Schulte-Althoff, Matthias, Daniel Fuerstenau, Gene Moo Lee, Hannes Rothe, Robert Kauffman (2021) “A Scaling Perspective in AI Startups”. Working Paper. [ResearchGate]
- Presented at HICSS 2021 (SITES mini-track)
Digital startups’ use of AI technologies has significantly increased in recent years, bringing to the fore specific barriers to deployment, use, and extraction of business value from AI. Utilizing a quantitative framework regarding the themes of startup growth and scaling, we examine the scaling behavior of AI, platform, and service startups. We find evidence of a sublinear scaling ratio of revenue to age-discounted employment count. The results suggest that the revenue-employee growth pattern of AI startups is close to that of service startups, and less so to that of platform startups. Furthermore, we find a superlinear growth pattern of acquired funding in relation to the employment size that is largest for AI startups, possibly suggesting hype tendencies around AI startups. We discuss implications in the light of new economies of scale and the scope of AI startups related to decision-making and prediction.
Schulte-Althoff, Matthias, Kai Schewina, Gene Moo Lee, Daniel Fuerstenau. “On the Heterogeneity of Startup Tech Stacks”. Under Review [HICSS version]
- Presented in HICSS 2020 (Maui, HI)
- Previous title: On the Heterogeneity of Digital Infrastructure in Entrepreneurial Ecosystems
Digital infrastructure is the backbone on which digital startups realize business opportunities, and the homogeneity or heterogeneity of the technological base can have significant downstream impacts on business risks, inflexibilities, and growth barriers. On the nexus of digital entrepreneurship and infrastructure studies, we suggest a conception of startup digital infrastructure as organized in tech stacks; tech stacks contain individual technological elements that are combined in a single startup, while the way this is done will be inspired by shared templates within the ecosystem. Given that there is limited understanding of the heterogeneity (or homogeneity) of startup tech stacks, we use public registry datasets from StackShare and Crunchbase to identify common tech stacks of startups. Through our analysis, we identify ten commonly used startup tech stacks, which we use to measure and analyze the heterogeneity of startup tech stacks and its antecedents.
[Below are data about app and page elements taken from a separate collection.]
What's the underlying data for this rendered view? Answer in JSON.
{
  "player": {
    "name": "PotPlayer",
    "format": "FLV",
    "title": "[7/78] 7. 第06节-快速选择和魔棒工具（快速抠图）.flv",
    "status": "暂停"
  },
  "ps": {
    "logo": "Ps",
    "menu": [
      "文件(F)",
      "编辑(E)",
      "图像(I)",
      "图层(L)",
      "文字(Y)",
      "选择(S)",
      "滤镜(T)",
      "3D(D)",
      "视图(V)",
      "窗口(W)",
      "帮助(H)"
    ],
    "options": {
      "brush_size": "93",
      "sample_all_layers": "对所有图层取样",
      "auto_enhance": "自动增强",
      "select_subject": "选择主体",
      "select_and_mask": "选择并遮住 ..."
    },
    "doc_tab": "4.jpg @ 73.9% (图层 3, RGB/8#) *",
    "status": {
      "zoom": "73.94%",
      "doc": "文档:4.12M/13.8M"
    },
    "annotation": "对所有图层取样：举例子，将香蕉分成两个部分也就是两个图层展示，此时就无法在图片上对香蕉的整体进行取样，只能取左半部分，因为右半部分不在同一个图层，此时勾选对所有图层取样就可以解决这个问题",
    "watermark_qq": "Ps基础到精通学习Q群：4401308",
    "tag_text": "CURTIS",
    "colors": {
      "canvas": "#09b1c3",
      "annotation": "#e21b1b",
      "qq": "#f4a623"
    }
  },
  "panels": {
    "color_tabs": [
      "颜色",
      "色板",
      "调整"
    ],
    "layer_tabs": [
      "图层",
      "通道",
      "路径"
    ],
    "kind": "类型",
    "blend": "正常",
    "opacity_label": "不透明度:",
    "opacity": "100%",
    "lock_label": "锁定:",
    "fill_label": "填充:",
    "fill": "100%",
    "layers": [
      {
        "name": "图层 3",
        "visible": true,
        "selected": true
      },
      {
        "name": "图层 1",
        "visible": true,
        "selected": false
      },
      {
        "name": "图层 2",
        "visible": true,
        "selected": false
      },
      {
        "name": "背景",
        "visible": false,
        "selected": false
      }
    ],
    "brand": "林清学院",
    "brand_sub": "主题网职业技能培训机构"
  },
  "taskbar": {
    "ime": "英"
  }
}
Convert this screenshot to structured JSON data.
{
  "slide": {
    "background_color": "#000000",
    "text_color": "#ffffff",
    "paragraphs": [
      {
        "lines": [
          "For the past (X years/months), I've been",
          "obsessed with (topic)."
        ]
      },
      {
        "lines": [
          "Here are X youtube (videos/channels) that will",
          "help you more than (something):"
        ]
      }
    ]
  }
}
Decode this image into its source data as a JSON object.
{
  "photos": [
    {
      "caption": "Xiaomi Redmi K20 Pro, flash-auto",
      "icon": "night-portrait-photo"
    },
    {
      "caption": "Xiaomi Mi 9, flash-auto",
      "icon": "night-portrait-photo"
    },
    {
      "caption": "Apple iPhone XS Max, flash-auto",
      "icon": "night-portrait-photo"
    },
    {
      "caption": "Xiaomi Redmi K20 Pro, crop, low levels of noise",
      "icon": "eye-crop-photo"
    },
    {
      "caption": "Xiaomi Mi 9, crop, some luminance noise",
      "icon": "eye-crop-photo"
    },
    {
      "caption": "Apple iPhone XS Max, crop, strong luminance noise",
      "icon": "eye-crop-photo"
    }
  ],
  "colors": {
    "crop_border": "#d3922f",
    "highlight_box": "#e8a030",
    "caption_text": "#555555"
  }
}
OLS regression analysis shows that a startup’s technologies’ interrelatedness, its age, and investor funding are associated with the heterogeneity of startup tech stacks. The overall analysis suggests that while startups may make individual choices regarding technology usage, there could be underlying commonalities and imprinting effects across startups, exposing them to common risks in terms of their digital infrastructures. This could pose important implications for startups, investors, and society at large